Exercise objective |
Return all the lines below exactly. Any picture among them is omitted.

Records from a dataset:
------------------------------------------------------------------------
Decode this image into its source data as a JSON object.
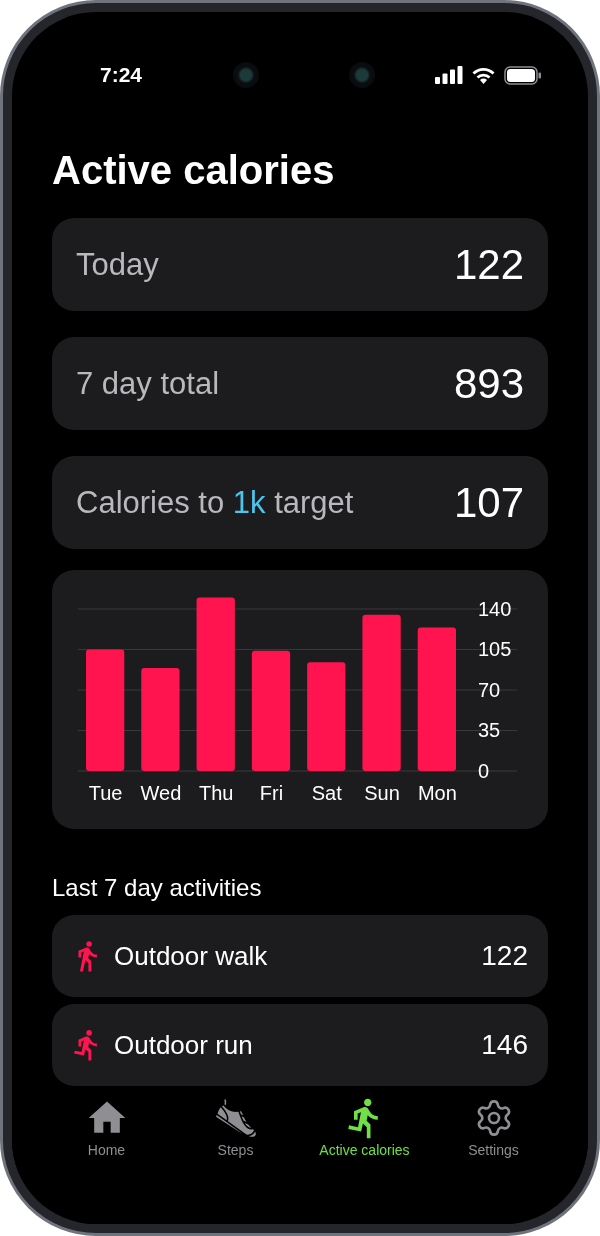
{
  "status_bar": {
    "time": "7:24"
  },
  "title": "Active calories",
  "stats": [
    {
      "parts": [
        {
          "text": "Today",
          "highlight": false
        }
      ],
      "value": "122"
    },
    {
      "parts": [
        {
          "text": "7 day total",
          "highlight": false
        }
      ],
      "value": "893"
    },
    {
      "parts": [
        {
          "text": "Calories to ",
          "highlight": false
        },
        {
          "text": "1k",
          "highlight": true
        },
        {
          "text": " target",
          "highlight": false
        }
      ],
      "value": "107"
    }
  ],
  "chart": {
    "chart_data": {
      "type": "bar",
      "categories": [
        "Tue",
        "Wed",
        "Thu",
        "Fri",
        "Sat",
        "Sun",
        "Mon"
      ],
      "values": [
        105,
        89,
        150,
        104,
        94,
        135,
        124
      ],
      "ylim": [
        0,
        150
      ],
      "yticks": [
        0,
        35,
        70,
        105,
        140
      ],
      "grid": true
    }
  },
  "section_title": "Last 7 day activities",
  "activities": [
    {
      "kind": "walk",
      "name": "Outdoor walk",
      "value": "122"
    },
    {
      "kind": "run",
      "name": "Outdoor run",
      "value": "146"
    }
  ],
  "tabs": [
    {
      "kind": "home",
      "label": "Home",
      "selected": false
    },
    {
      "kind": "steps",
      "label": "Steps",
      "selected": false
    },
    {
      "kind": "calories",
      "label": "Active calories",
      "selected": true
    },
    {
      "kind": "settings",
      "label": "Settings",
      "selected": false
    }
  ]
}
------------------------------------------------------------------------
Solution to the problem |
Decode this image into its source data as a JSON object.
{
  "status_bar": {
    "time": "7:24"
  },
  "title": "Active calories",
  "stats": [
    {
      "parts": [
        {
          "text": "Today",
          "highlight": false
        }
      ],
      "value": "122"
    },
    {
      "parts": [
        {
          "text": "7 day total",
          "highlight": false
        }
      ],
      "value": "893"
    },
    {
      "parts": [
        {
          "text": "Calories to ",
          "highlight": false
        },
        {
          "text": "1k",
          "highlight": true
        },
        {
          "text": " target",
          "highlight": false
        }
      ],
      "value": "107"
    }
  ],
  "chart": {
    "chart_data": {
      "type": "bar",
      "categories": [
        "Tue",
        "Wed",
        "Thu",
        "Fri",
        "Sat",
        "Sun",
        "Mon"
      ],
      "values": [
        105,
        89,
        150,
        104,
        94,
        135,
        124
      ],
      "ylim": [
        0,
        150
      ],
      "yticks": [
        0,
        35,
        70,
        105,
        140
      ],
      "grid": true
    }
  },
  "section_title": "Last 7 day activities",
  "activities": [
    {
      "kind": "walk",
      "name": "Outdoor walk",
      "value": "122"
    },
    {
      "kind": "run",
      "name": "Outdoor run",
      "value": "146"
    }
  ],
  "tabs": [
    {
      "kind": "home",
      "label": "Home",
      "selected": false
    },
    {
      "kind": "steps",
      "label": "Steps",
      "selected": false
    },
    {
      "kind": "calories",
      "label": "Active calories",
      "selected": true
    },
    {
      "kind": "settings",
      "label": "Settings",
      "selected": false
    }
  ]
}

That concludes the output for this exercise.